The movie mode info display provides a similar level of detail, including customized image settings along the right side.
As with most low-cost SLRs, there is no separate monochrome LCD to display shooting settings.
The built-in flash pops up about 3 inches from the center of the lens, a bit close when shooting with a long lens or hoping to avoid red-eye in portraits taken in dark environments. The strobe is quite small, with a very distinct hot spot in the center and relatively narrow coverage. Pentax gives the guide number for the pop-up flash as approximately 16 at ISO 200. Maximum shutter sync speed with the built-in flash is 1/180 second.
Shooting in Auto Picture mode, the flash will pop up automatically be default, but this can be defeated by changing the flash setting, an option too often missing in full auto mode. There is also a separate spot on the mode dial for auto shooting without flash, but this also disables the scene recognition feature ordinarily found in Auto Picture mode.

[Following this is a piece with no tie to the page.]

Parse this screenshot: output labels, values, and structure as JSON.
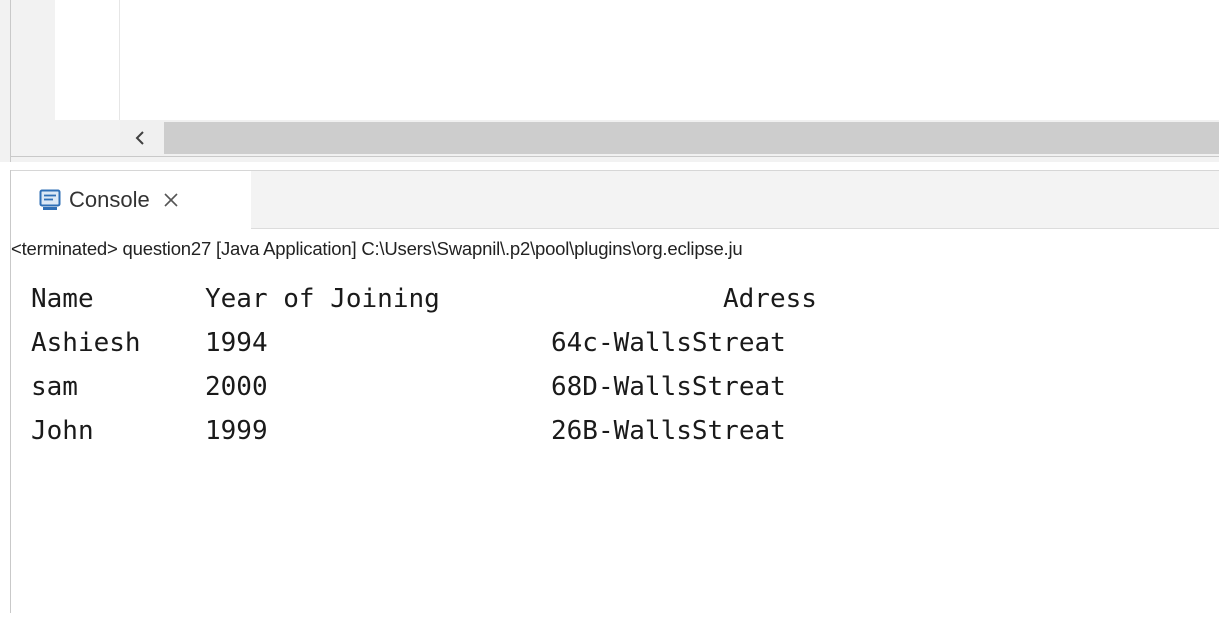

Pentax has enhanced the settings flexibility of the built-in flash compared to the K2000. Now, in addition to the auto and forced flash mode modes, you can use slow sync for capturing foreground subjects against a dark background, use trailing curtain sync to capture a trailing light effect behind moving subjects, and sync with an external wireless flash unit. Red-eye reduction is available in auto, manual, and slow sync modes.
Flash output compensation is available in a range of -2.0 to +1.0 stops, in 1/3 or 1/2 EV steps.
Shooting with an optional external flash makes P-TTL flash available, which fires a pre-flash to calculate the right exposure for the subject at hand before the photo is actually taken, and should produce a more accurate reading. With the AF540FGZ or AF360FGZ flash units, you can set the sync speed higher than the 1/180 second limit on the built-in flash. Wireless flash control is also available, using the built-in flash or one of the two listed above, along with a compatible external unit.
There is a single jack, located on the left side of the camera, with a proprietary connection for data and AV output. Unfortunately, the cable required to connect to a TV isn't included in the box, requiring an additional $14.95 purchase (if you can find the I-AVC7 cable at all). This was less of an issue with previous Pentax SLRs, but this one has video recording capability, so output to a TV set is a pretty mainstream activity. Also missing is an HDMI port for connecting to a high-def TV, despite the fact that the K-x does shoot in 720p video mode.
Unlike most SLRs, the Pentax K-x runs on 4 AA batteries (it comes with a set of Energizer Ultimate Lithium AAs).
Pentax claims that without flash you'll get 210 shots with a set of regular alkaline batteries, 1900 shots with pricey lithium disposables, and 640 per charge with rechargeable NiMH (nickel metal hydride) cells. In our initial testing, though, we blew through a set of regular alkalines much faster, and even the expensive lithium disposables didn't come close to 1900 shots. In early December, though, the company introduced a firmware upgrade primarily devoted to addressing just this problem. After upgrading the camera to version 1.01, battery life increased dramatically, approaching the manufacturer's initial claims. That said, we still recommend springing for a set of rechargeable NiMH batteries, since standard alkalines offer limited shooting capacity and the admittedly long-life lithium disposables go for about $15 for a set of four. Radio Shack is currently selling a package with four store-brand NiMH AAs and charger for $30.
Pentax also offers an optional AC adapter kit, K-AC84 ($65), with a battery-shaped coupler that fits in the compartment, which has a notch for the cable when the compartment door is closed.
The K-x uses SD/SDHC memory cards, the usual choice for compact digital SLRs.